Dwight James Baum thought of everything when designing the 50-foot tower made of fieldstone and limestone, intended to honor not just those who died in World War I, but all who returned from the conflict as well. He even included an 18th century bell considered a spoil of the Mexican-American War.
One thing missing from what would eventually become known as the Riverdale Monument? An American flag. It wasn’t there when the Monument was first constructed, nor was one added when Robert Moses moved the Monument 700 feet to make room for his Henry Hudson Parkway.
Thanks to an ever-observant bus driver named Eric Langfier, neighbors pooled their money together and erected a flagpole on a small plot of land controlled by the city’s transportation department in 1955, where West 239th Street meets the Henry Hudson Parkway East service road. It’s a stone’s throw from the Monument, but hidden so well, even people who have traveled by Bell Tower Park on a regular basis don’t even know it’s there.
The forgotten pole is covered in peeling paint and rust. A copper plaque dedicated on May 22, 1955, honoring the community for their gift, has turned green with age and neglect.

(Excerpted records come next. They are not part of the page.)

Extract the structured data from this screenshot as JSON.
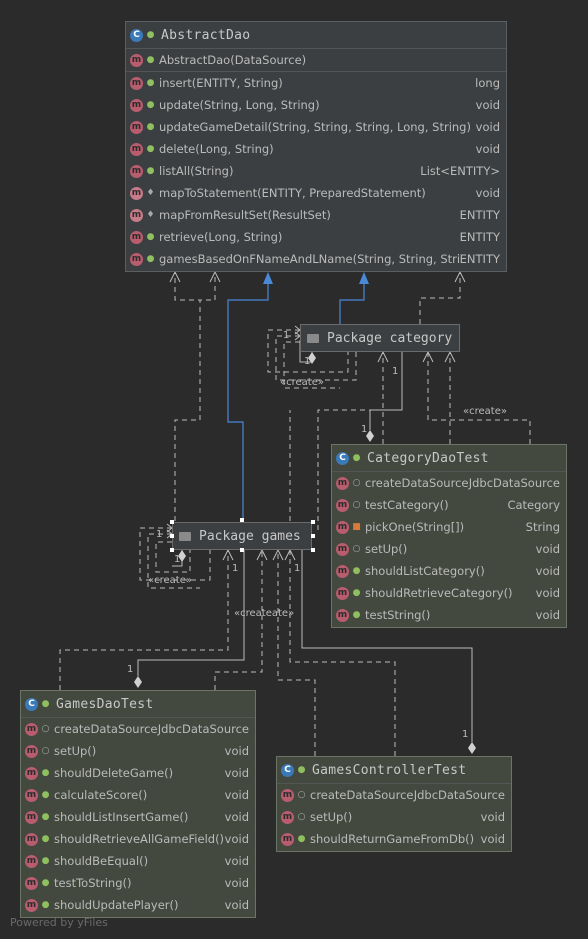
{
  "classes": {
    "abstract_dao": {
      "name": "AbstractDao",
      "constructor": "AbstractDao(DataSource)",
      "methods": [
        {
          "sig": "insert(ENTITY, String)",
          "ret": "long"
        },
        {
          "sig": "update(String, Long, String)",
          "ret": "void"
        },
        {
          "sig": "updateGameDetail(String, String, String, Long, String)",
          "ret": "void"
        },
        {
          "sig": "delete(Long, String)",
          "ret": "void"
        },
        {
          "sig": "listAll(String)",
          "ret": "List<ENTITY>"
        },
        {
          "sig": "mapToStatement(ENTITY, PreparedStatement)",
          "ret": "void"
        },
        {
          "sig": "mapFromResultSet(ResultSet)",
          "ret": "ENTITY"
        },
        {
          "sig": "retrieve(Long, String)",
          "ret": "ENTITY"
        },
        {
          "sig": "gamesBasedOnFNameAndLName(String, String, String)",
          "ret": "ENTITY"
        }
      ]
    },
    "category_dao_test": {
      "name": "CategoryDaoTest",
      "methods": [
        {
          "sig": "createDataSource()",
          "ret": "JdbcDataSource"
        },
        {
          "sig": "testCategory()",
          "ret": "Category"
        },
        {
          "sig": "pickOne(String[])",
          "ret": "String"
        },
        {
          "sig": "setUp()",
          "ret": "void"
        },
        {
          "sig": "shouldListCategory()",
          "ret": "void"
        },
        {
          "sig": "shouldRetrieveCategory()",
          "ret": "void"
        },
        {
          "sig": "testString()",
          "ret": "void"
        }
      ]
    },
    "games_dao_test": {
      "name": "GamesDaoTest",
      "methods": [
        {
          "sig": "createDataSource()",
          "ret": "JdbcDataSource"
        },
        {
          "sig": "setUp()",
          "ret": "void"
        },
        {
          "sig": "shouldDeleteGame()",
          "ret": "void"
        },
        {
          "sig": "calculateScore()",
          "ret": "void"
        },
        {
          "sig": "shouldListInsertGame()",
          "ret": "void"
        },
        {
          "sig": "shouldRetrieveAllGameField()",
          "ret": "void"
        },
        {
          "sig": "shouldBeEqual()",
          "ret": "void"
        },
        {
          "sig": "testToString()",
          "ret": "void"
        },
        {
          "sig": "shouldUpdatePlayer()",
          "ret": "void"
        }
      ]
    },
    "games_controller_test": {
      "name": "GamesControllerTest",
      "methods": [
        {
          "sig": "createDataSource()",
          "ret": "JdbcDataSource"
        },
        {
          "sig": "setUp()",
          "ret": "void"
        },
        {
          "sig": "shouldReturnGameFromDb()",
          "ret": "void"
        }
      ]
    }
  },
  "packages": {
    "category": "Package category",
    "games": "Package games"
  },
  "edge_labels": {
    "create": "«create»",
    "create_overlap": "«createate»",
    "one": "1"
  },
  "watermark": "Powered by yFiles",
  "colors": {
    "background": "#2b2b2b",
    "class_bg": "#3c3f41",
    "test_bg": "#43493f",
    "realization_arrow": "#4a88d8",
    "edge": "#bbbbbb"
  }
}
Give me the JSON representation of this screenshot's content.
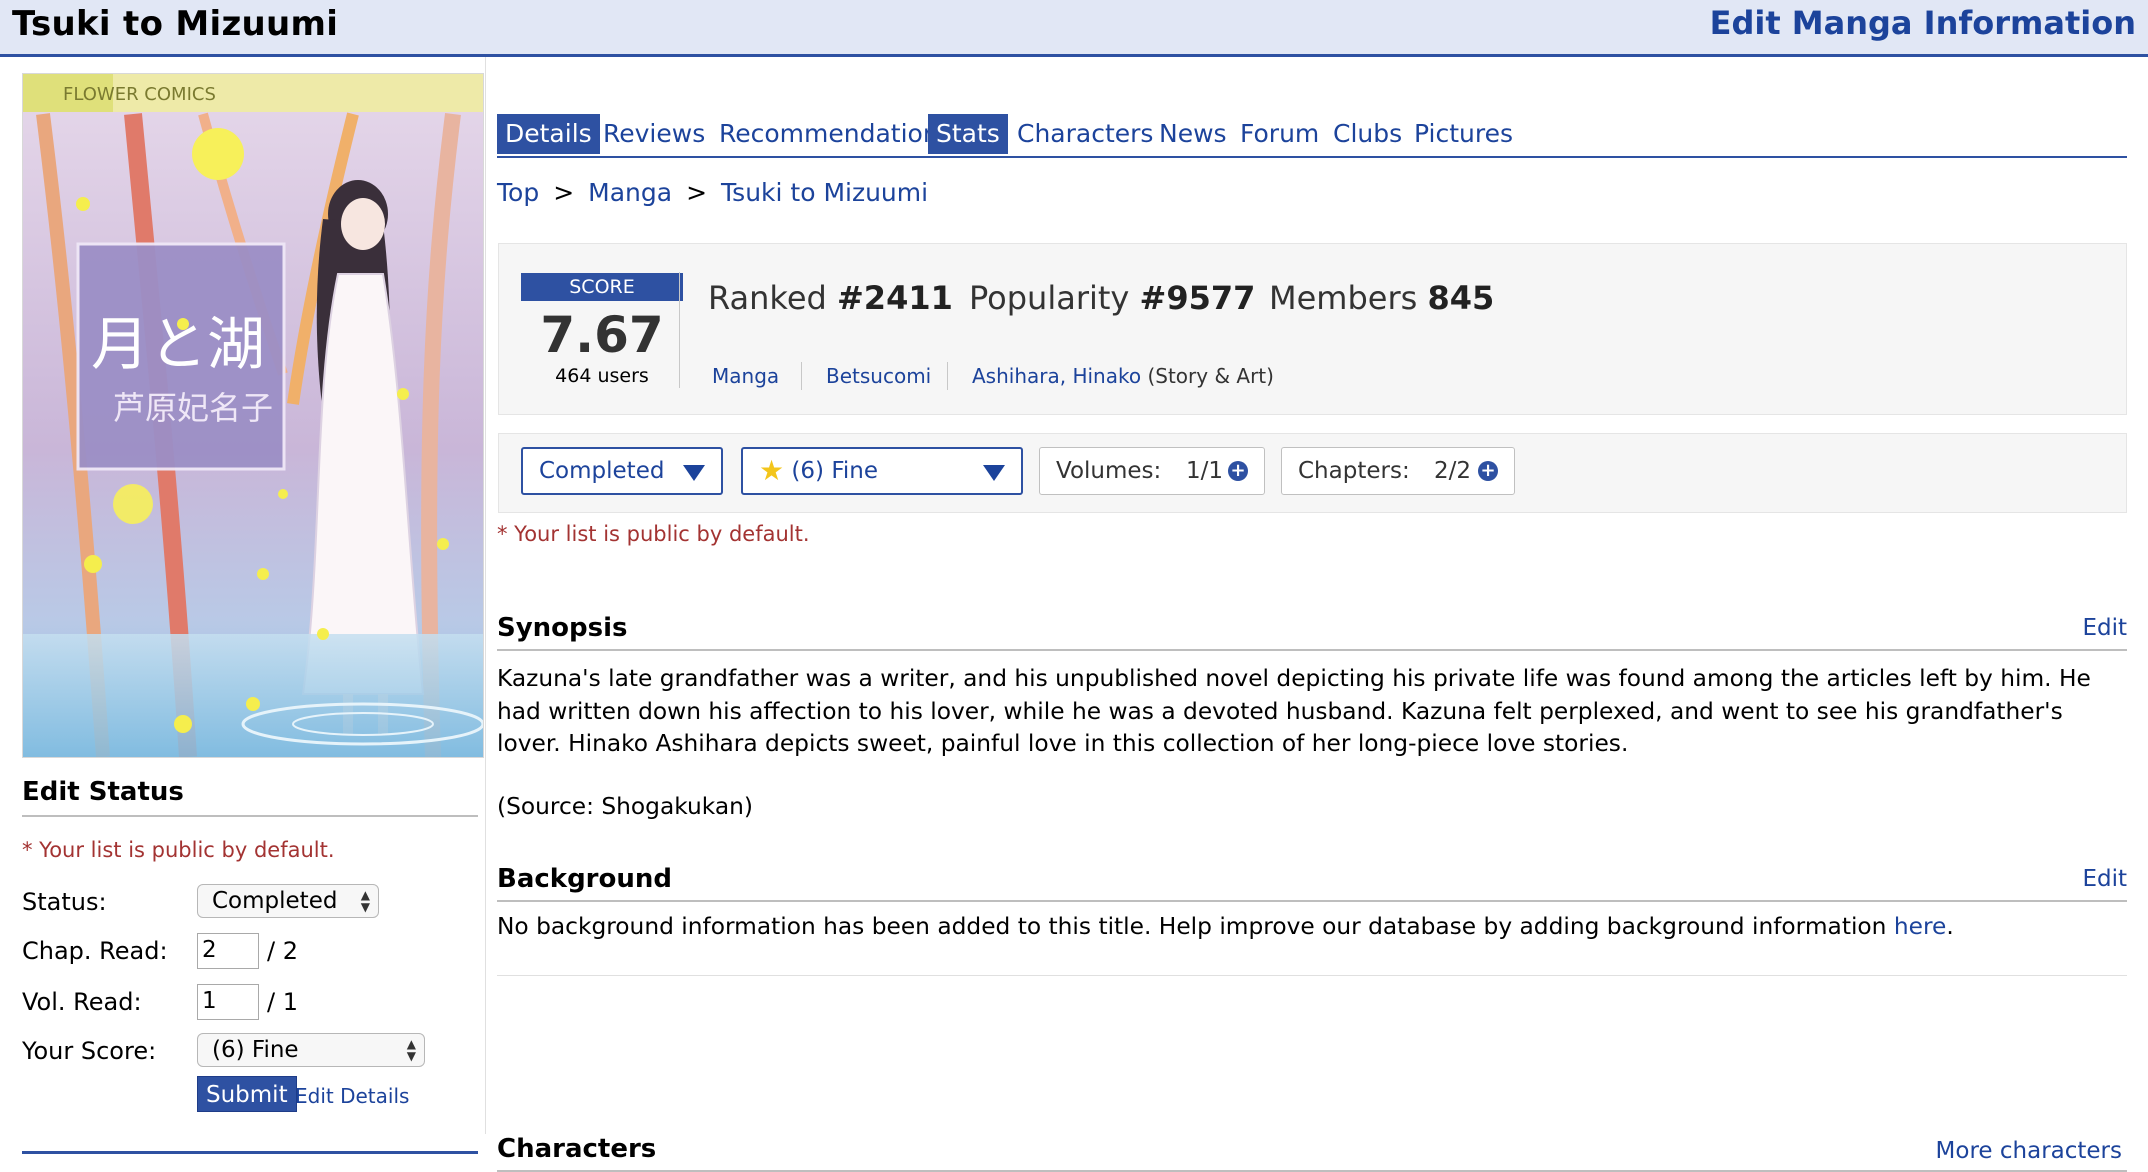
{
  "header": {
    "title": "Tsuki to Mizuumi",
    "edit_link": "Edit Manga Information"
  },
  "tabs": [
    {
      "label": "Details",
      "active": true
    },
    {
      "label": "Reviews",
      "active": false
    },
    {
      "label": "Recommendations",
      "active": false
    },
    {
      "label": "Stats",
      "active": true
    },
    {
      "label": "Characters",
      "active": false
    },
    {
      "label": "News",
      "active": false
    },
    {
      "label": "Forum",
      "active": false
    },
    {
      "label": "Clubs",
      "active": false
    },
    {
      "label": "Pictures",
      "active": false
    }
  ],
  "breadcrumb": {
    "top": "Top",
    "sep": ">",
    "manga": "Manga",
    "title": "Tsuki to Mizuumi"
  },
  "stats": {
    "score_label": "SCORE",
    "score": "7.67",
    "users": "464 users",
    "ranked_label": "Ranked",
    "ranked_value": "#2411",
    "popularity_label": "Popularity",
    "popularity_value": "#9577",
    "members_label": "Members",
    "members_value": "845",
    "type": "Manga",
    "serialization": "Betsucomi",
    "author": "Ashihara, Hinako",
    "author_role": "(Story & Art)"
  },
  "list_controls": {
    "status": "Completed",
    "score": "(6) Fine",
    "volumes_label": "Volumes:",
    "volumes_value": "1/1",
    "chapters_label": "Chapters:",
    "chapters_value": "2/2"
  },
  "public_note": "* Your list is public by default.",
  "cover": {
    "publisher_label": "FLOWER COMICS",
    "title_jp": "月と湖",
    "author_jp": "芦原妃名子"
  },
  "edit_status": {
    "title": "Edit Status",
    "public_note": "* Your list is public by default.",
    "status_label": "Status:",
    "status_value": "Completed",
    "chap_label": "Chap. Read:",
    "chap_value": "2",
    "chap_total": "/ 2",
    "vol_label": "Vol. Read:",
    "vol_value": "1",
    "vol_total": "/ 1",
    "score_label": "Your Score:",
    "score_value": "(6) Fine",
    "submit": "Submit",
    "edit_details": "Edit Details"
  },
  "synopsis": {
    "title": "Synopsis",
    "edit": "Edit",
    "text": "Kazuna's late grandfather was a writer, and his unpublished novel depicting his private life was found among the articles left by him. He had written down his affection to his lover, while he was a devoted husband. Kazuna felt perplexed, and went to see his grandfather's lover. Hinako Ashihara depicts sweet, painful love in this collection of her long-piece love stories.",
    "source": "(Source: Shogakukan)"
  },
  "background": {
    "title": "Background",
    "edit": "Edit",
    "text": "No background information has been added to this title. Help improve our database by adding background information ",
    "link": "here",
    "end": "."
  },
  "characters": {
    "title": "Characters",
    "more": "More characters"
  },
  "colors": {
    "accent": "#2e51a2",
    "header_bg": "#e1e7f5",
    "link": "#1c439b",
    "warning": "#a33332"
  }
}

Danny Monge and Tree Army owner Nicholas Lynch are the latest to take on the cause of restoring the pole. But they aren’t the first. Or even the second. In fact, most recently before them, community activist Richard Feldman went as far as collecting $500 during Sunday Market events to help fund a restoration — money he’s ready to share with anyone taking the project on.
This flagpole never should’ve been allowed to rot in the first place. It was intended to honor not just our local veterans of World War I, but all of our men and women who have served in uniform, protecting our country. While we are grateful to have community leaders like Monge, Lynch and Feldman, this is something our local elected leaders could have been doing just that: leading.
Some might say that it’s just a flagpole. But there is no such thing. The flag is a symbol of the very rights we enjoy of life, liberty, and the pursuit of happiness. Yet so many were willing to give up those rights — far too often permanently — in order to maintain them for the rest of us.
We fly the American flag not just because we love our country. We fly the American flag to show our solidarity with those we task to protect it. We may not all agree on everything our country does or how it should move forward. But we can agree this is a country we love, honor and respect.
It might not be all about the flag, but it’s certainly a good start.